[Work request] Apart from the images, the records below need to be copied exactly.

(Component data from apps and pages)
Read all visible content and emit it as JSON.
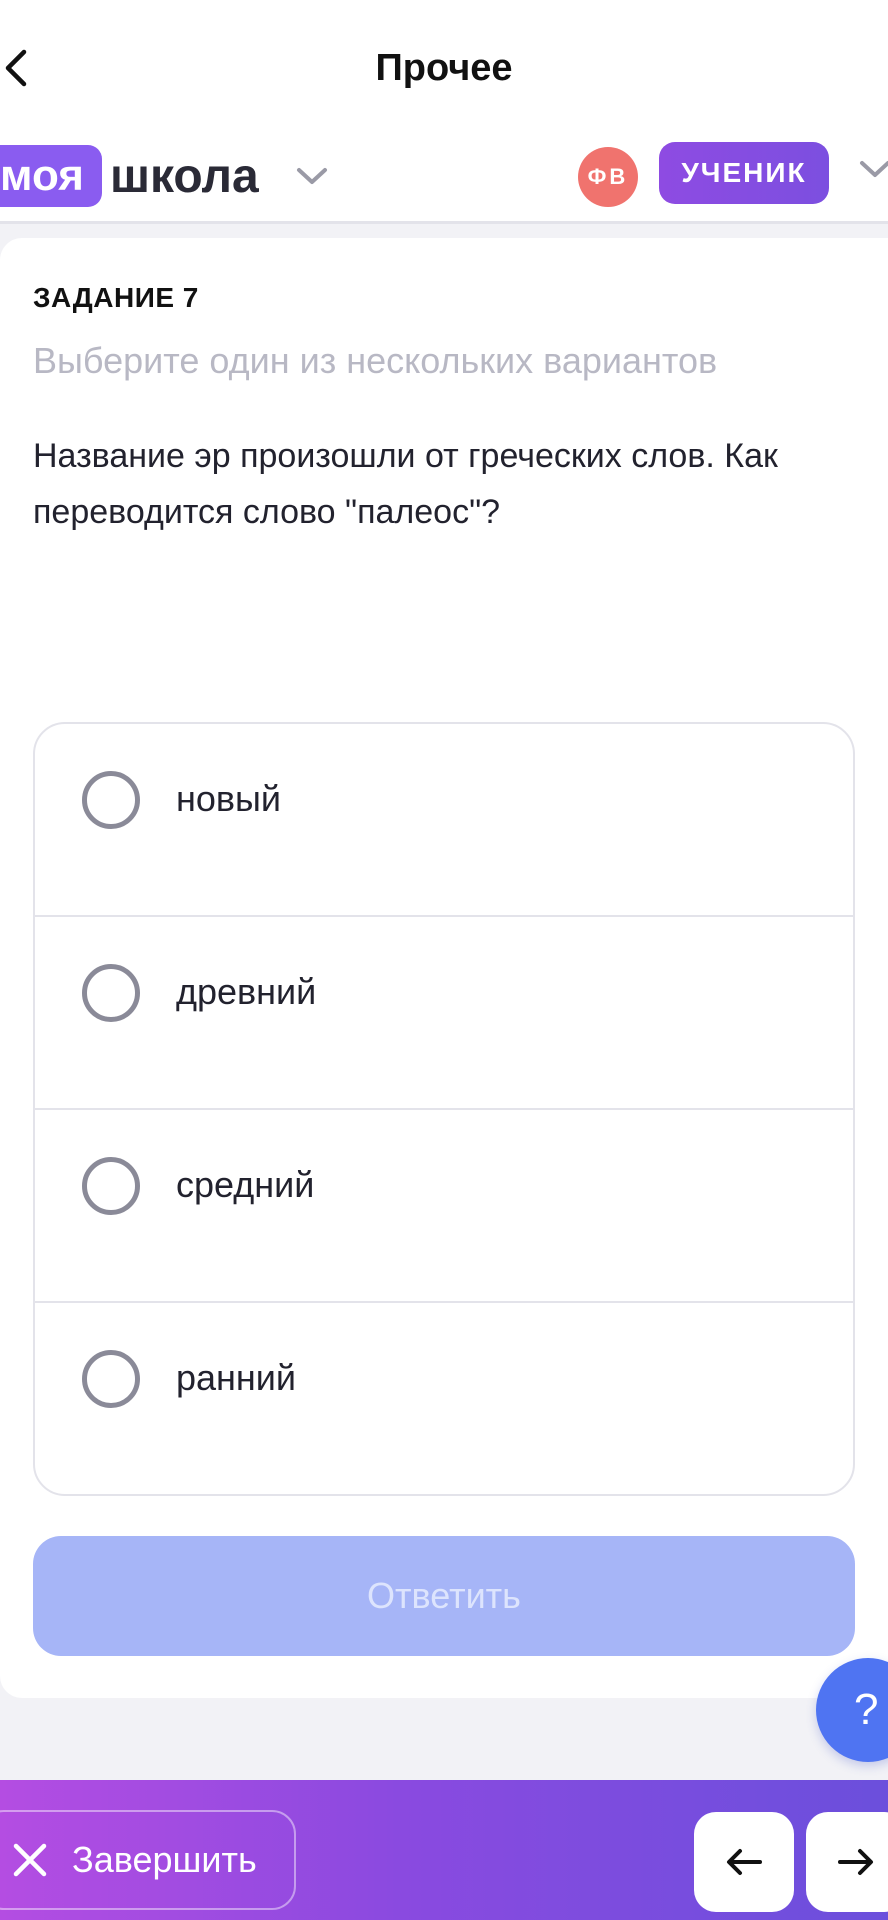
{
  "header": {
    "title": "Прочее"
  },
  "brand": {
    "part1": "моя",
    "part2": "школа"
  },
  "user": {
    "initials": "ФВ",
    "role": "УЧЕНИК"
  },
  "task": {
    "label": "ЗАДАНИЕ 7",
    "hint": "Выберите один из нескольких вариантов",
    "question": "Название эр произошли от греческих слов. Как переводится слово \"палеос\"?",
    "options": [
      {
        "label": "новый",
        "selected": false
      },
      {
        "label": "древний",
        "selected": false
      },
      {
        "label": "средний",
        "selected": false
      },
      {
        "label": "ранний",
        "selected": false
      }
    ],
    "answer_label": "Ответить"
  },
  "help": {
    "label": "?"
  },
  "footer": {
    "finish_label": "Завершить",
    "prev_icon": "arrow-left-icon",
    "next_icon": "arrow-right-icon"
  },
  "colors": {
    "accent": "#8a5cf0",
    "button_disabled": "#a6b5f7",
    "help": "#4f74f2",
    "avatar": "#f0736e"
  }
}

[Worked solution]
Read all visible content and emit it as JSON.
{
  "header": {
    "title": "Прочее"
  },
  "brand": {
    "part1": "моя",
    "part2": "школа"
  },
  "user": {
    "initials": "ФВ",
    "role": "УЧЕНИК"
  },
  "task": {
    "label": "ЗАДАНИЕ 7",
    "hint": "Выберите один из нескольких вариантов",
    "question": "Название эр произошли от греческих слов. Как переводится слово \"палеос\"?",
    "options": [
      {
        "label": "новый",
        "selected": false
      },
      {
        "label": "древний",
        "selected": false
      },
      {
        "label": "средний",
        "selected": false
      },
      {
        "label": "ранний",
        "selected": false
      }
    ],
    "answer_label": "Ответить"
  },
  "help": {
    "label": "?"
  },
  "footer": {
    "finish_label": "Завершить",
    "prev_icon": "arrow-left-icon",
    "next_icon": "arrow-right-icon"
  },
  "colors": {
    "accent": "#8a5cf0",
    "button_disabled": "#a6b5f7",
    "help": "#4f74f2",
    "avatar": "#f0736e"
  }
}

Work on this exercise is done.